A lot of the research we do is focused on discovering how children learn the sounds and words of their language, and how children become so amazing at language within the first years of their lives. One of the ways we ask these questions is by looking at how language experience influences the speed and accuracy of children’s ability to name pictures. For example, are 3-year-olds faster to name a picture of a book (a word that starts with ‘b’, which is learned at a very young age) compared to a picture of a shoe (a word that starts with ‘sh’ which is usually learned later). We also look at how children to learn brand new words. For example, when a child hears a new word, is it beneficial for them to repeat it out loud? This is similar to learning a new language in the classroom when a teacher pronounces the new words and the students repeat them. Our results show that sometimes it helps to repeat the words, but in cases when children are learning something very difficult, repetition might not always help! 

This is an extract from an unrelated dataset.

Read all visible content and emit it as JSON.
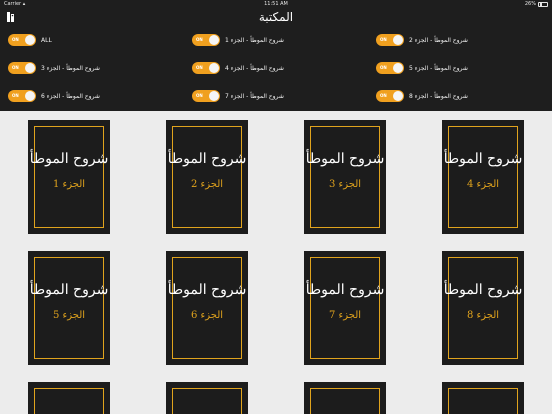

We also look at how children perceive the language they hear. When we speak, the individual sounds of a word are not easily separated like you see in writing. Instead, they all start to blend together and change depending on the sounds around them. For example, say the word ‘key’ out loud, focusing on where your tongue hits the top of your mouth during the ‘c’. Compare that with the ‘c’ in ‘Coke’. The slight differences in the place where your tongue touches the roof of your mouth lead to differences in the acoustic signal that you hear. Adults can pick up on these miniscule differences and use them to identify a word without waiting to hear the whole thing. We are now discovering whether children can do this too.

The research at the CCLR is integral to our understanding of language development. This leads to better practices in education and in treating children with language disorders or delays. Parents can happily bring their children to our lab knowing that this research benefits society.

 Junior Scientist!

Junior Scientist!

Children who help us out with our research get a Junior Scientist Award  and a t-shirt or small gift to take home! Participating with us is a fun, educational, and free activity that can be scheduled all year round. If you are interested, please sign up using our online form!  You can also check us out on Facebook